:: Required work ::
Lines from the listing that hold the string "Output" are what you should return.

* * * * *

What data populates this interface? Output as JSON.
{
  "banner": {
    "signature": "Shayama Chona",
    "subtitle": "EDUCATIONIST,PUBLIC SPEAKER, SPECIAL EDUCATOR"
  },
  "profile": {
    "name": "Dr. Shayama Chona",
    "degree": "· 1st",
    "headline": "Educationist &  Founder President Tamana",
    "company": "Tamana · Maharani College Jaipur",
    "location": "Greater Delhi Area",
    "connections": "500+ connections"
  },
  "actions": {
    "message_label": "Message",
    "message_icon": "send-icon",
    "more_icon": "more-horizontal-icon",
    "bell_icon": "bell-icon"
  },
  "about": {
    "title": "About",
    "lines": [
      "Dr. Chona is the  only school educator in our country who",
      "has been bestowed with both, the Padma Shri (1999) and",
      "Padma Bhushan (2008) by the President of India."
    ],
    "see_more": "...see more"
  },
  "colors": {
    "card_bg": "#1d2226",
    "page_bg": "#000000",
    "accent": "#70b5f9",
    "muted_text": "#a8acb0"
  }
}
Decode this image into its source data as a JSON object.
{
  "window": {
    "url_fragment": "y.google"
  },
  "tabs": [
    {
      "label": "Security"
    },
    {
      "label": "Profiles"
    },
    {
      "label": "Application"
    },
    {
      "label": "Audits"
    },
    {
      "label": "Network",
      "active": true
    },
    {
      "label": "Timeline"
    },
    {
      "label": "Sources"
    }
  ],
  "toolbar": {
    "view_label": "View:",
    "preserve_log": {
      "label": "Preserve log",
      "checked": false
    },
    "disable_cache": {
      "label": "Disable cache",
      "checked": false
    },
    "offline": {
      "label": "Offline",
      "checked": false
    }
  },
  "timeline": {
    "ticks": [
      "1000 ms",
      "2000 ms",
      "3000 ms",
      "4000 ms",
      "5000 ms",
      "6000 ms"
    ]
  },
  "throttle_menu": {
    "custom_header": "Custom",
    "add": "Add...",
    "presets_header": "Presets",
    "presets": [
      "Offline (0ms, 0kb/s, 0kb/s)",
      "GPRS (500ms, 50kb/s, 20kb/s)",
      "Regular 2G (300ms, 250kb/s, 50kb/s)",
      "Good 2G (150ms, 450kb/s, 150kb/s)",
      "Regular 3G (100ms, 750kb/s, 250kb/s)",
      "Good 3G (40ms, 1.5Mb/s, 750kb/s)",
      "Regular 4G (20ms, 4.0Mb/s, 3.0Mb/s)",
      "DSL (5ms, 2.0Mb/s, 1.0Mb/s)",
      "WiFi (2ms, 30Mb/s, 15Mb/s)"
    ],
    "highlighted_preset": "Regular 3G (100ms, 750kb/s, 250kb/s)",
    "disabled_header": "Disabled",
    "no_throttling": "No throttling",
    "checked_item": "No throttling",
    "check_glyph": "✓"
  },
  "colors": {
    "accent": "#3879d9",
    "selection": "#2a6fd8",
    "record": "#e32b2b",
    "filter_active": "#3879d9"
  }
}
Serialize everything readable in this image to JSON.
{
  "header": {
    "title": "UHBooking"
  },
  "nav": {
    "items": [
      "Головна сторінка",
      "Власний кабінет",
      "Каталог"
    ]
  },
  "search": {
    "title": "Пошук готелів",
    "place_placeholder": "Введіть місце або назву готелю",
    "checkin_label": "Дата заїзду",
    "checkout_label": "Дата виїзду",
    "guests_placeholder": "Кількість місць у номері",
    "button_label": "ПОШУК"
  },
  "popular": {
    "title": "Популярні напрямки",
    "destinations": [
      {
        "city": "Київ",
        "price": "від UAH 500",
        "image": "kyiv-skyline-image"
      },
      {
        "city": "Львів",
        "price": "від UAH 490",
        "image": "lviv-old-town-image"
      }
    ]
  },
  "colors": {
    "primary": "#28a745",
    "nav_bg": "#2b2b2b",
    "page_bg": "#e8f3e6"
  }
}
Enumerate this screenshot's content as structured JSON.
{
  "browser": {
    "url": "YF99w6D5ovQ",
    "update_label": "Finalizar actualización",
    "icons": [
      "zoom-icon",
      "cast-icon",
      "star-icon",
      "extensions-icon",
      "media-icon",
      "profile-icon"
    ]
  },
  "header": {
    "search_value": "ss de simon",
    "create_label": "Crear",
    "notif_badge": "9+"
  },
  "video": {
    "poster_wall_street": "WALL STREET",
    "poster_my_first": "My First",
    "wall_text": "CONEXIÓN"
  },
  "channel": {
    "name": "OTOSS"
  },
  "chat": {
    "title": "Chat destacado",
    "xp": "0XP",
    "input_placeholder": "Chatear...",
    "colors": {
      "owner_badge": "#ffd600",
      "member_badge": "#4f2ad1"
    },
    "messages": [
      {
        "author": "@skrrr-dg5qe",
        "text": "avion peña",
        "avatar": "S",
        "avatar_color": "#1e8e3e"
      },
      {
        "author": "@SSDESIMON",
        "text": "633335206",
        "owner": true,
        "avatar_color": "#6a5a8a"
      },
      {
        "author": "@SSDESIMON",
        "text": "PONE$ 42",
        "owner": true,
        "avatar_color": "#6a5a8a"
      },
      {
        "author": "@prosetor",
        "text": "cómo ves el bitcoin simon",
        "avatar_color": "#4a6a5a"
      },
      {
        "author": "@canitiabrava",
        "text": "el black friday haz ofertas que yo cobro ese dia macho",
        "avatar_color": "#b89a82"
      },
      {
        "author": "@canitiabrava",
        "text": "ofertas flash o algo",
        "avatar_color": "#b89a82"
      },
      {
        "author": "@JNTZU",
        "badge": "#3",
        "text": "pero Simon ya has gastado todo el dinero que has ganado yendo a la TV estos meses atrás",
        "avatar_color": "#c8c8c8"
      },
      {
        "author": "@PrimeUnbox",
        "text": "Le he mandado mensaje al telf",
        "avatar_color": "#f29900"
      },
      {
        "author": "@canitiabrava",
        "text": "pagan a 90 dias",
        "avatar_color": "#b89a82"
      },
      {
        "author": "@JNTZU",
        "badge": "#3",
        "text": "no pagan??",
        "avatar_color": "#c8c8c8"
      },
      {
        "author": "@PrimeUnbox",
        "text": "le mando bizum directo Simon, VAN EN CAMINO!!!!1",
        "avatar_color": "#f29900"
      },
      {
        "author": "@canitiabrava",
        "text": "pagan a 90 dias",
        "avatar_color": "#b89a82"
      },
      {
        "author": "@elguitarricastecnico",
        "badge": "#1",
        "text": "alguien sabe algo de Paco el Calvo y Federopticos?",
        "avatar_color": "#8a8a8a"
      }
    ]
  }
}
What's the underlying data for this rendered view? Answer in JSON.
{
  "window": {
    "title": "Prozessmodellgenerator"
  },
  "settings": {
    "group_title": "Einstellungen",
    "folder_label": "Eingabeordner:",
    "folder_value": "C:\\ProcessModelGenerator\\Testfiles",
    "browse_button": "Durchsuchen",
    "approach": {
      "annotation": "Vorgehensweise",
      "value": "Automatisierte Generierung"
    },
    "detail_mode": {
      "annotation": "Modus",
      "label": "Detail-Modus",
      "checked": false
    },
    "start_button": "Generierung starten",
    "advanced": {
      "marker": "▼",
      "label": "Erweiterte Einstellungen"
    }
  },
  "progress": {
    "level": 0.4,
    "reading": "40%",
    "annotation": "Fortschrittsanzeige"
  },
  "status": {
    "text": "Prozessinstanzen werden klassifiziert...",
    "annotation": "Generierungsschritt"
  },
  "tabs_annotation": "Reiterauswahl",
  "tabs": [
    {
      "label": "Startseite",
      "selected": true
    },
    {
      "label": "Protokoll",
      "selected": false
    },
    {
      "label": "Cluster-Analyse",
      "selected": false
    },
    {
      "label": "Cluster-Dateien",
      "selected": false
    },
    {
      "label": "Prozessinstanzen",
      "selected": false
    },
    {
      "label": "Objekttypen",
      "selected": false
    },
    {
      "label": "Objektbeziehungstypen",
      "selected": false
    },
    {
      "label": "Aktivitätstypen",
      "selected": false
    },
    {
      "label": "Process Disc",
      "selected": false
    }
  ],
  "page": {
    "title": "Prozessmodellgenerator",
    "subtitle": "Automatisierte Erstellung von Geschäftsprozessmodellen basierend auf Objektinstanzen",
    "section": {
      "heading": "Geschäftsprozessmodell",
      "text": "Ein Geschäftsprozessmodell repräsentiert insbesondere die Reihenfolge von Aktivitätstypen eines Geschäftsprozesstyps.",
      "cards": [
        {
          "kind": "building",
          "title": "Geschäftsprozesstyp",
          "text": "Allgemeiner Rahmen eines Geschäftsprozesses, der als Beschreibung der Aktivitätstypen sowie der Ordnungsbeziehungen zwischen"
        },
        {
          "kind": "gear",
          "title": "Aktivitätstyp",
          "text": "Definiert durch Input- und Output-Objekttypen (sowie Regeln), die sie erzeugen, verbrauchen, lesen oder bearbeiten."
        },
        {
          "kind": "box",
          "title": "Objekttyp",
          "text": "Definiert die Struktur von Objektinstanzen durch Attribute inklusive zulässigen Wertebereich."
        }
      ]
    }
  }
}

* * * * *

:: Solution to the problem ::
What data populates this interface? Output as JSON.
          "text": "Definiert durch Input- und Output-Objekttypen (sowie Regeln), die sie erzeugen, verbrauchen, lesen oder bearbeiten."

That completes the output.